In Brief - Internet-Delivered Cognitive Behavioural Therapy for Major Depressive Disorder and Anxiety Disorders


Key Messages

  • It is recommended that guided internet-delivered cognitive behavioural therapy (iCBT) is offered to adults with mildto-moderate major depressive disorder and/or anxiety disorders.
  • The guidance of a therapist in iCBT may support tailoring of the intervention to reflect a patient’s priorities and needs and facilitate adherence to treatment.
  • It may be necessary to offer a variety of program options to ensure people who are referred to iCBT are able to find programs that are culturally and contextually appropriate and meet their individual needs.
  • iCBT may offer a viable service option for people with mildto-moderate major depression and/or anxiety disorders who have limited access to face-to-face therapy.
  • Integration of iCBT into clinical care will facilitate further monitoring and evaluation of iCBT-related outcomes

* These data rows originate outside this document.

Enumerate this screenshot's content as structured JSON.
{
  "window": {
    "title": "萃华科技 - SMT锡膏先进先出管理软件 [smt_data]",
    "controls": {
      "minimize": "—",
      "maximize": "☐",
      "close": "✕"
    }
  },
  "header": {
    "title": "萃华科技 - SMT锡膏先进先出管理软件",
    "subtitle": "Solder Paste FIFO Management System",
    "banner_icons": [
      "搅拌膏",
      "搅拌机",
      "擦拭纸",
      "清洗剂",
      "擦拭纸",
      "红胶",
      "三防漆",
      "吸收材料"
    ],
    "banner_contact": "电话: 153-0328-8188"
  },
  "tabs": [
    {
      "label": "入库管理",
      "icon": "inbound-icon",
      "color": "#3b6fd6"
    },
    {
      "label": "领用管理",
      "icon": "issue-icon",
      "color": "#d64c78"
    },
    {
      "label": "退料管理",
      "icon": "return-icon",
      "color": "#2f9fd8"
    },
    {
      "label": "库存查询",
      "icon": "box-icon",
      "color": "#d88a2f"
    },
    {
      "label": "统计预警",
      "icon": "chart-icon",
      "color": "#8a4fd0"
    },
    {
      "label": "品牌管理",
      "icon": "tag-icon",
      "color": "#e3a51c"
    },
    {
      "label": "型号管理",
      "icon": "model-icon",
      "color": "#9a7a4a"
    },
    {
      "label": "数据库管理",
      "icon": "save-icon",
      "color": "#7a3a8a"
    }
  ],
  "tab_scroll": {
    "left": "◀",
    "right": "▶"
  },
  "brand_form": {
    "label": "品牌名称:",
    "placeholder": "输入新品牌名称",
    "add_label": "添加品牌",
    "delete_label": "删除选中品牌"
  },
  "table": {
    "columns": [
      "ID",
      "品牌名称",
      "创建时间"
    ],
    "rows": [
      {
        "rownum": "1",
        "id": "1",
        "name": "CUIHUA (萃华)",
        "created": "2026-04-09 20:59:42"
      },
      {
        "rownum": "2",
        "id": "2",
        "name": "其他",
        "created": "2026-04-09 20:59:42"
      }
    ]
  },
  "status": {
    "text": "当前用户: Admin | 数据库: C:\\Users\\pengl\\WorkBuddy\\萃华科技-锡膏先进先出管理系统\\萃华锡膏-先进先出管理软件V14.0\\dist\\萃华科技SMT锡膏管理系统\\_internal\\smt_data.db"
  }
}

For individuals with depression or anxiety disorders, cognitive behavioural therapy (CBT) is an effective psychological treatment and the most commonly used form of psychotherapy. While CBT is traditionally delivered in a face-to-face session between a patient and a therapist, an alternative option for CBT delivery over the internet (internet-delivered CBT; iCBT) is also available. iCBT may offer ways for some patients to overcome barriers to accessing timely and effective therapy.


iCBT involves the delivery of CBT via an online platform and requires the use of a computer, smartphone, or tablet with an internet connection. iCBT programs are typically comprised of a series of modules that include readings, activities, and messaging. iCBT can be guided (patients communicate with a regulated health care professionala or a coach during treatment) or unguided (patients work through the program on their own). Access options, program structure, level of support, and cost vary between available programs.


A wide variety of programs are currently available in Canada. However, the effectiveness of iCBT is not well-established, it is not currently funded in a systematic way in Canada, and concrete frameworks for its implementation and integration into clinical practice have not yet been established.


CADTH collaborated with Health Quality Ontario (HQO) to conduct a health technology assessment that involved an evaluation of the following aspects of iCBT for the treatment of major depression and anxiety disorders: clinical effectiveness and safety, cost-effectiveness, patients’ perspectives and experiences (qualitative evidence synthesis and direct consultation), and ethical and implementation considerations. The Health Technology Expert Review Panel (CADTH) and the Ontario Health Technology Advisory Committee (HQO), developed recommendations on the appropriate use (CADTH)1 and public funding (HQO)2 of guided iCBT.


Based on a review of the clinical evidence, it was determined that compared with waiting list, guided iCBT improves symptoms of mild-to-moderate major depression and select anxiety disorders. Additionally, evidence of limited quality suggested that iCBT may lead to a larger reduction of symptom severity than treatment with usual care. Compared with waiting list or usual care, iCBT may also improve quality of life, satisfaction with treatment, and remission and recovery rates. It is not known whether iCBT is more effective than individual or group face-to-face CBT. Information regarding the safety of iCBT was unavailable in the reviewed clinical literature.

An economic model by HQO3 was adapted to incorporate additional findings from two CADTH rapid responses4,5 and to reflect a panCanadian context. The CADTH reanalyses found that guided iCBT was cost-effective over a one-year time horizon at willingness-to-pay thresholds under $50,000 and $100,000 per quality-adjusted lifeyear (QALY) gained in patients with major depression and anxiety disorders, respectively, when compared with usual care.b Unguided iCBT was found to be more costly and less effective (in terms of QALYs) compared with usual care. The models assumed patients would have full access to the psychotherapies and the potential cost-effectiveness of these interventions under situations of capacity constraints is unknown.

Most patients feel that despite some perceived limitations, iCBT provides greater control and flexibility over the time, pace, and location of therapy. Patients generally value therapist support; however, variable experiences with iCBT were reported. Given the variation of experiences and preferences of iCBT for program users, a tailored approach, in terms of content, level of support, and monitoring, may be considered to reflect a patient’s priorities and needs.

iCBT provides a non-traditional therapist–client interaction. In this context, some aspects of treatment such as establishing a trusting therapist–client relationship or the capacity of therapists to adequately identify and manage client distress and risk may be challenging.

Some of the barriers to iCBT implementation include lack of awareness or training of practitioners in delivering care through the internet, gaps in technical capability, financial costs for establishing required infrastructure, and legal restrictions to offering crossprovince service. Given the online mode of delivery of iCBT, multiple risks and concerns regarding data security, privacy, and confidentiality exist. Mechanisms to anticipate and mitigate relevant risks must be ensured. Engagement of multiple stakeholders in the development of strategies and standards for integrating iCBT into clinical care pathways may facilitate implementation and increase access to iCBT in Canada.